Iroha is “rescued” by none other than Mami, marking the first time characters from the two shows meet. Only Mami had no intention of saving Iroha, but to finish her off, assuming she’s a witch in human form. Yachiyo is able to get Mami to stand down and take her leave without further harm to the unconscious but unharmed Iroha, but not before warning Yachiyo and Tsuruno not to trust Iroha, as she’s still “hiding something.”

Iroha comes to at Yachiyo’s house. It’s too late for her to catch a train home so Yachiyo suggests she spend the night. Iroha take her up on the offer and returns to bed to rest, grateful for the hospitality (it’s apparently been a while since anyone has cooked for Iroha—I guess her own folks are too busy).

When Yachiyo checks in, she notices Iroha has been crying, and has a short vision of Mifuyu, whose room this likely once was. I imagine that despite her initially cold attitude towards Iroha, Yachiyo is happy to be hosting someone in that big lonely house.

That brings us to a post-credit sequence that is all over the map, with Kaede encountering both Momoko and Rena passed out while she takes the form of a witch. She isn’t any more sure what’s going on than I was, which is comforting, but it’s clear trouble is brewing for this magical girl trio.

Lord El-Melloi II Case Files – 03 – What Modern Times Entail

Lord El-Melloi II is pissed, and he doesn’t hesitate to take it out on one of his more talented but insolent students, Flat, with a head-grabbing move that another student, who looks like a magical girl, has patented it. Meanwhile, a new student, Luviagelita Edelfelt, is not amused, and asks Gray what, exactly, is the lord’s deal.

In continuing with the domestic comedy that surrounds him, the source of Waver’s foul mood is the unplanned closing of his favorite coffee shop due to an electrical fault. As a loyal and enthusiastic regular, he offers his services to track the cause. Turns out one of the exterminators the owners hired went missing into the labyrinths beneath the shop.

El-Melloi’s investigation leads to an encounter with some kind of lightning-aligned beast, and when he fails to return to the coffee shop, Gray is called, and Gray calls Flat, who along with his classmate Svin meet Gray in the tunnels to search for their professor.

They locate him, a bit beaten up but otherwise fine. Svin takes him above for medical attention, while Gray and Flat follow the illuminated tracks of the monster that attacked the lord. They eventually encounter that beast—a kind of giant demented electrical rabbit—and Flat shows he’s no slouch when it comes to magical barriers, making a good team with Gray.

They eventually reach the source of the monster: the workshop of a Clock Tower zoology mage, Gurdoa Davenant, who sees the death of the exterminator and others to be a small price to pay if he can reach the Root.
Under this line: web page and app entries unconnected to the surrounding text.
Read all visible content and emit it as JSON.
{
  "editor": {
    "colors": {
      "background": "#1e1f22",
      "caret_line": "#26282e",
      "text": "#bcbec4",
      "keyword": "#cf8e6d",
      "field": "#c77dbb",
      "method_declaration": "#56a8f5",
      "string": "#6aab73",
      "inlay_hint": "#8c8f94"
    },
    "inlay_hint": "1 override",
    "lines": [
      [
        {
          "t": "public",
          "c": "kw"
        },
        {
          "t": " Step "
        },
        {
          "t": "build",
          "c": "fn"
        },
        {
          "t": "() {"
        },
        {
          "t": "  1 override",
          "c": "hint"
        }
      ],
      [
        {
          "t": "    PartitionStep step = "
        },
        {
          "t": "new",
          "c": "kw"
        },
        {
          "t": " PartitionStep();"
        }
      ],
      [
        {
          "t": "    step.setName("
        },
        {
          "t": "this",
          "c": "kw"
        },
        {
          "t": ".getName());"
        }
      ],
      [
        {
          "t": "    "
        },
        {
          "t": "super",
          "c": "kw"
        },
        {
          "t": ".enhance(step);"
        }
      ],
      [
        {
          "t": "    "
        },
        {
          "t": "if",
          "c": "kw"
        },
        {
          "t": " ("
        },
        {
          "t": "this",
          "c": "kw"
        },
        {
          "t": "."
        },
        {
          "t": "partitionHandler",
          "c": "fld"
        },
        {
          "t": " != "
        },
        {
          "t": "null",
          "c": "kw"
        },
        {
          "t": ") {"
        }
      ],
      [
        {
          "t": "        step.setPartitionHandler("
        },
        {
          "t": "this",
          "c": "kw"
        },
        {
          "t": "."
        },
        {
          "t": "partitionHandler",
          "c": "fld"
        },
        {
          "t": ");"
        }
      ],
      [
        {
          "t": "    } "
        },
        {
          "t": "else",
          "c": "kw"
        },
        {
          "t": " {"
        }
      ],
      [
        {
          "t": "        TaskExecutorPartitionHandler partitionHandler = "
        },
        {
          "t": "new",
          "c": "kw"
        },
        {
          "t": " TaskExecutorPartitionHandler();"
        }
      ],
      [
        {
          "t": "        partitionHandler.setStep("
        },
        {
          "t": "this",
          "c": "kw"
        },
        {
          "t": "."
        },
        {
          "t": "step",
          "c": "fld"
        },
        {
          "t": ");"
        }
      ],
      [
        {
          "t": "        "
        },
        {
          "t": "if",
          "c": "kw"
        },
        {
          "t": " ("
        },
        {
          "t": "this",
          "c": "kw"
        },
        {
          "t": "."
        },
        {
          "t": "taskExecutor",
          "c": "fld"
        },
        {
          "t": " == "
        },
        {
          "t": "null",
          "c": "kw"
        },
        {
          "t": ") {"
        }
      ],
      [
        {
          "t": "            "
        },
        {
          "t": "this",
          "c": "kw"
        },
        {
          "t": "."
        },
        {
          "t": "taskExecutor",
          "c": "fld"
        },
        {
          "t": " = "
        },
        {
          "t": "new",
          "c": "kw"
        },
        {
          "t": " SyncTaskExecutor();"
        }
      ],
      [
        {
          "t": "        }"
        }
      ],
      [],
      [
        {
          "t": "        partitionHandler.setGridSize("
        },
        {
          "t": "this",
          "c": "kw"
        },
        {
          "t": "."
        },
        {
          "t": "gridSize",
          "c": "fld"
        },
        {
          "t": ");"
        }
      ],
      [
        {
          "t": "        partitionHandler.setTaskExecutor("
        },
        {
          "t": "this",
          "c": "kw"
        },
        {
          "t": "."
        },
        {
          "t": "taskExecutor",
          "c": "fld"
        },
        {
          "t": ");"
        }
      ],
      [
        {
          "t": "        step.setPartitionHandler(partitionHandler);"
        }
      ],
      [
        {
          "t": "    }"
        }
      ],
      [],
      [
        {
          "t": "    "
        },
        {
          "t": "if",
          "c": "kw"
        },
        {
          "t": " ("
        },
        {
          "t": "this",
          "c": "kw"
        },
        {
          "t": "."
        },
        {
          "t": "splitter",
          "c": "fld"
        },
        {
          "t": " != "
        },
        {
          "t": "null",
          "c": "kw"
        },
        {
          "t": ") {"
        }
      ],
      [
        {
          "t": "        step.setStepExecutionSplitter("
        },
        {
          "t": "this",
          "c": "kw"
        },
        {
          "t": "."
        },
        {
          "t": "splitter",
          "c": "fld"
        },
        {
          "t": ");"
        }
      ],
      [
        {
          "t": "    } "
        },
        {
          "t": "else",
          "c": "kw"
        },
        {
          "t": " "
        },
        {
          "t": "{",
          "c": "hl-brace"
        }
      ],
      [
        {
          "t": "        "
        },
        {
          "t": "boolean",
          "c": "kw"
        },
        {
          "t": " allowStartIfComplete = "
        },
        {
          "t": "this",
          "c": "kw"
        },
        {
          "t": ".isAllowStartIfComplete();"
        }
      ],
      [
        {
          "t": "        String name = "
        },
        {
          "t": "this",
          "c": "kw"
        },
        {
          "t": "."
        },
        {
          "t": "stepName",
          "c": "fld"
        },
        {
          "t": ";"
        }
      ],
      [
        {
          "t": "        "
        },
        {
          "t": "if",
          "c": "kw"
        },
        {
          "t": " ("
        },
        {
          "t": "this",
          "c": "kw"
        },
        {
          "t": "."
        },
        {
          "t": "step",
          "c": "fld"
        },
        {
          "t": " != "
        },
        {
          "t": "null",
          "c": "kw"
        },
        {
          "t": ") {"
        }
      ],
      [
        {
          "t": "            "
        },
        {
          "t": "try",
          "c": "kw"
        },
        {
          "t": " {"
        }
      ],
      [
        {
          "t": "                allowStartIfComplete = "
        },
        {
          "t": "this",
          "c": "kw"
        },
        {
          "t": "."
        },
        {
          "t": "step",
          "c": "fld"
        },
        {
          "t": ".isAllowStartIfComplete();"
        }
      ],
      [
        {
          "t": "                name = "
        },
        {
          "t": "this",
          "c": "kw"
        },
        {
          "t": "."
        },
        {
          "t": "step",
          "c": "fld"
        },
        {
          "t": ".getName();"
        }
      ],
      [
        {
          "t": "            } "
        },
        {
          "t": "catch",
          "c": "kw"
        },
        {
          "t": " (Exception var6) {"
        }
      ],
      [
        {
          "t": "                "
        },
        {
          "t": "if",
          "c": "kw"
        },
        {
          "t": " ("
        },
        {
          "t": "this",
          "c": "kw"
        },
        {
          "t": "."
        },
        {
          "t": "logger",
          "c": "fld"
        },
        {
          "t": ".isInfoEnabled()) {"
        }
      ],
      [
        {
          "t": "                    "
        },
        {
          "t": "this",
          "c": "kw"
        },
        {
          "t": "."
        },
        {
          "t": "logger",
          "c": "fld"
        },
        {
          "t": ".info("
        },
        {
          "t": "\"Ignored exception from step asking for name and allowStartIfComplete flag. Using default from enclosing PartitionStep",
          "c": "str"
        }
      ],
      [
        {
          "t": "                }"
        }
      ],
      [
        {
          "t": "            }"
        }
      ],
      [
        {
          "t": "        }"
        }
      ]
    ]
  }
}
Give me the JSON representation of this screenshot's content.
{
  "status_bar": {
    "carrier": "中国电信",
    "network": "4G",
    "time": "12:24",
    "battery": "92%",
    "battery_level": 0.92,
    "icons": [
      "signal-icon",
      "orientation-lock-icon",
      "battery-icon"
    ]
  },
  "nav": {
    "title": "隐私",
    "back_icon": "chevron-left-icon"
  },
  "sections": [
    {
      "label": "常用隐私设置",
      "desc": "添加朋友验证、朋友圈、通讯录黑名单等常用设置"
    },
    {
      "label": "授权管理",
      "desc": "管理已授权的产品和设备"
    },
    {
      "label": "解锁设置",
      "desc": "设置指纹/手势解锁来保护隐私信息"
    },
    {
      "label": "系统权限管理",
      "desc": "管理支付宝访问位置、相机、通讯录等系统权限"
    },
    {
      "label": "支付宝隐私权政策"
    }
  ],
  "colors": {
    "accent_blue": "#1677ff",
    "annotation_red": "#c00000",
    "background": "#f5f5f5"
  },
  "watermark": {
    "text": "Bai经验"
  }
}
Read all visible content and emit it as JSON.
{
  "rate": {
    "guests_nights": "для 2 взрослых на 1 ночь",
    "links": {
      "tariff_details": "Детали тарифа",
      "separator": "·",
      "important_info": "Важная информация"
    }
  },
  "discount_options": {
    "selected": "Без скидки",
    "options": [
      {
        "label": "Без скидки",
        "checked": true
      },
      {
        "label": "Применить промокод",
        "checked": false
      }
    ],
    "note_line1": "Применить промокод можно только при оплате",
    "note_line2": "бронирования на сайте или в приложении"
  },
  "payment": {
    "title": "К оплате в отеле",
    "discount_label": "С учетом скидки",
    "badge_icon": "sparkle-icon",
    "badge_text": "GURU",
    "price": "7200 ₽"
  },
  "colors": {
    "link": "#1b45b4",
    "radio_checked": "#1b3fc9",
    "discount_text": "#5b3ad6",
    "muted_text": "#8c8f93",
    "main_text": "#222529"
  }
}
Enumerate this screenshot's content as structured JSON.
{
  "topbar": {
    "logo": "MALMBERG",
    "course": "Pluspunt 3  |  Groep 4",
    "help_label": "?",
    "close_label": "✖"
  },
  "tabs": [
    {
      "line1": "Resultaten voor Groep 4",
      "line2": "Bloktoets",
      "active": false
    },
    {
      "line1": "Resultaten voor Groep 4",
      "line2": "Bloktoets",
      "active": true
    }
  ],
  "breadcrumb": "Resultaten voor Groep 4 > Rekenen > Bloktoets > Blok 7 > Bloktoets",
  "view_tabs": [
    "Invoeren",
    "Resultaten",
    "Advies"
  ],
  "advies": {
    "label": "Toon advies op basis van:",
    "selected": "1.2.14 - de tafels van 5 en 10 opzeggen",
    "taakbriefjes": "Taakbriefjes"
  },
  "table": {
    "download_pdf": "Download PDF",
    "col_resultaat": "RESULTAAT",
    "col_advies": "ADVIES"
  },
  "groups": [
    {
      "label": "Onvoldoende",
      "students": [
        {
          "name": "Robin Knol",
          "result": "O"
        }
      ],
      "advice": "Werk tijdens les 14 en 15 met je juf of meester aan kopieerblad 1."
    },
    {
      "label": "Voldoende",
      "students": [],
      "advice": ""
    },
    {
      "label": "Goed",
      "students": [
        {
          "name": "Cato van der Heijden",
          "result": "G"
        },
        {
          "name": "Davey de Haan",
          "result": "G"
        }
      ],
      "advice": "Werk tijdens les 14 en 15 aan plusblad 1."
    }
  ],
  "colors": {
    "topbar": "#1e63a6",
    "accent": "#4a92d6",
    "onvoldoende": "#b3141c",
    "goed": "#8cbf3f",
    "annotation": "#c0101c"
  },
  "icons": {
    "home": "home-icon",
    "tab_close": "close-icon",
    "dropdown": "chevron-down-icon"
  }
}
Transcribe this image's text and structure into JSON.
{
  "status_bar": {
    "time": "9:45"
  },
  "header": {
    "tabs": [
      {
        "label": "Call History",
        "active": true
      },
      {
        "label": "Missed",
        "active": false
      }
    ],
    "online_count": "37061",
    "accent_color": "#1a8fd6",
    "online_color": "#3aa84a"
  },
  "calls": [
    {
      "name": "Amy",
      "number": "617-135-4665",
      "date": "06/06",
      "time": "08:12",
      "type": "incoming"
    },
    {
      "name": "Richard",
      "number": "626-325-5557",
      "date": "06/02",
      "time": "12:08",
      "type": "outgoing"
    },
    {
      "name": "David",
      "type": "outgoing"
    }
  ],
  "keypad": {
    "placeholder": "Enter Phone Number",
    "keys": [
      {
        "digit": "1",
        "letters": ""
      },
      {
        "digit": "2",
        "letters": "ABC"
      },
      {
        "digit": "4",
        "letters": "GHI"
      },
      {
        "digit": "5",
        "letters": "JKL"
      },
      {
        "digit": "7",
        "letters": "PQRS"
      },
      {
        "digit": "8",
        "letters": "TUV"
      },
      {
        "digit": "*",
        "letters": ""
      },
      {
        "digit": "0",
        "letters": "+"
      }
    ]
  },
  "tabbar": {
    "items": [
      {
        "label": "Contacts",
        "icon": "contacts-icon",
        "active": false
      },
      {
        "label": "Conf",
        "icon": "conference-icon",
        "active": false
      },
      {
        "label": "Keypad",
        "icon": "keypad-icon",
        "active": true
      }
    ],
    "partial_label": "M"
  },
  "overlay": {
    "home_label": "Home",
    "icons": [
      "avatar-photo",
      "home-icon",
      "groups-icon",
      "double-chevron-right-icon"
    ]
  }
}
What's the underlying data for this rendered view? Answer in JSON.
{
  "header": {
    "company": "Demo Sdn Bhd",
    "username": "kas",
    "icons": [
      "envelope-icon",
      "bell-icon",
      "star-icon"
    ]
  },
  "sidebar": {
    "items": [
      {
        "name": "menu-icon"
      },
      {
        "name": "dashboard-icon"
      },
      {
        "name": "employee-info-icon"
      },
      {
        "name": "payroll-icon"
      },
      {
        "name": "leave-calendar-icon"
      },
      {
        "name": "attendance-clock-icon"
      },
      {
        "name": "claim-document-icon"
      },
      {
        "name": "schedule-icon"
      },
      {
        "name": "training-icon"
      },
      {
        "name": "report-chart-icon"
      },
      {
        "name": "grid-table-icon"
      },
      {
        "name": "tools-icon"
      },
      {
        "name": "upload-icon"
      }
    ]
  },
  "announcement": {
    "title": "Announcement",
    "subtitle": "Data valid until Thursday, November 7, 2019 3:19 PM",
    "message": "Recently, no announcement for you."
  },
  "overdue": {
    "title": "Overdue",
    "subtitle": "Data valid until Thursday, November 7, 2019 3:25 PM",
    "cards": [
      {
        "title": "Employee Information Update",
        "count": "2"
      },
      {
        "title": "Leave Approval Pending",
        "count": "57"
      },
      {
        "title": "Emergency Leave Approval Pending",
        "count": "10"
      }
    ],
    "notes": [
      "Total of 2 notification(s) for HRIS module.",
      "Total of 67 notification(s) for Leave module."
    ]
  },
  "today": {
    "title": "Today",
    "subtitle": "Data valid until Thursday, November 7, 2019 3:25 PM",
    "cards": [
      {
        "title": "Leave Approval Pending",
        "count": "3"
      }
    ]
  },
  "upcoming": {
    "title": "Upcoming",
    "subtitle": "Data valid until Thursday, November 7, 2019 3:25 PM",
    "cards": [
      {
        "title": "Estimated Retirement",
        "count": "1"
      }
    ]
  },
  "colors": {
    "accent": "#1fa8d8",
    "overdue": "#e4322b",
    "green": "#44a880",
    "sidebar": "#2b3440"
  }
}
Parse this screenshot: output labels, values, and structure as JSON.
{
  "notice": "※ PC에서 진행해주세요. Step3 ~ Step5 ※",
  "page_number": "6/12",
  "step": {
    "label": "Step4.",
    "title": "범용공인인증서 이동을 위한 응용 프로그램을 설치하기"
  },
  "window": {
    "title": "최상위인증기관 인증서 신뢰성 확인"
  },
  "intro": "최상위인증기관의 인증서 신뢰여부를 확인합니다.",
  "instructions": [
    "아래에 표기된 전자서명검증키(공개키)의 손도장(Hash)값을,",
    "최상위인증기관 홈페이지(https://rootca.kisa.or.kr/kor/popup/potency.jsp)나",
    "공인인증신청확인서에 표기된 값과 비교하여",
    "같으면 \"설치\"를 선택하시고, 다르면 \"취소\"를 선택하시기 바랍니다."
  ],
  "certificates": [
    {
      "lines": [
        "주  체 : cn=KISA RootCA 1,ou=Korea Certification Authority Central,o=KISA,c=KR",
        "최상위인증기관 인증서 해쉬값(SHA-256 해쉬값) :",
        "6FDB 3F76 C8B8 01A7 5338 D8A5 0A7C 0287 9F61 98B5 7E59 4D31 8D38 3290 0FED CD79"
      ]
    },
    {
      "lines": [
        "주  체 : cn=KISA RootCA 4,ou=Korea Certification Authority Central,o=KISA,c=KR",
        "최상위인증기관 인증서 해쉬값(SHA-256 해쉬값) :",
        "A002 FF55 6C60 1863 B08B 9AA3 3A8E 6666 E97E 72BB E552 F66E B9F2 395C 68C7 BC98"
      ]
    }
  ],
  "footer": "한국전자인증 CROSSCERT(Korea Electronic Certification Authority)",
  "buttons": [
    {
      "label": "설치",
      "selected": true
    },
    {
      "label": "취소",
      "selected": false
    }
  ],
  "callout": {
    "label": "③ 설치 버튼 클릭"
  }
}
He summons several more rabbit beasts that surround the students, suggesting an excellent battle is about to take place.

Unfortunately, Lord El-Melloi returns with Svin (in his own form of beast mode) and a bunch of documents tying Gurdoa to a number of crimes for which the Clock Tower has frozen his assets and declared a warrant for his arrest. It would seem the modern world cannot bear mages like Gurdoa, willing to break the rules of magecraft to pursue his own lofty designs.

He later admits to his students he was partially bluffing and probably would not have been much help if Gurdoa didn’t go peacefully (which he does), but I imagine if he’d let Gray, Flat, and Svin let their collective hair (and hoods) down, they could have put on quite a show. Instead, it’s a much more subdued (and thus boring) resolution.

This episode’s case file was okay, but nothing to knock one’s socks off, especially after the spectacle of Gray unleashing her power (and as-of-yet unspecified connection to Saber). However, the post-credits scene bodes well for some future excitement: according to Luvia, two positions for Association participants in the Holy Grail War have closed—not something El-Melloi wants to hear.

%d bloggers like this: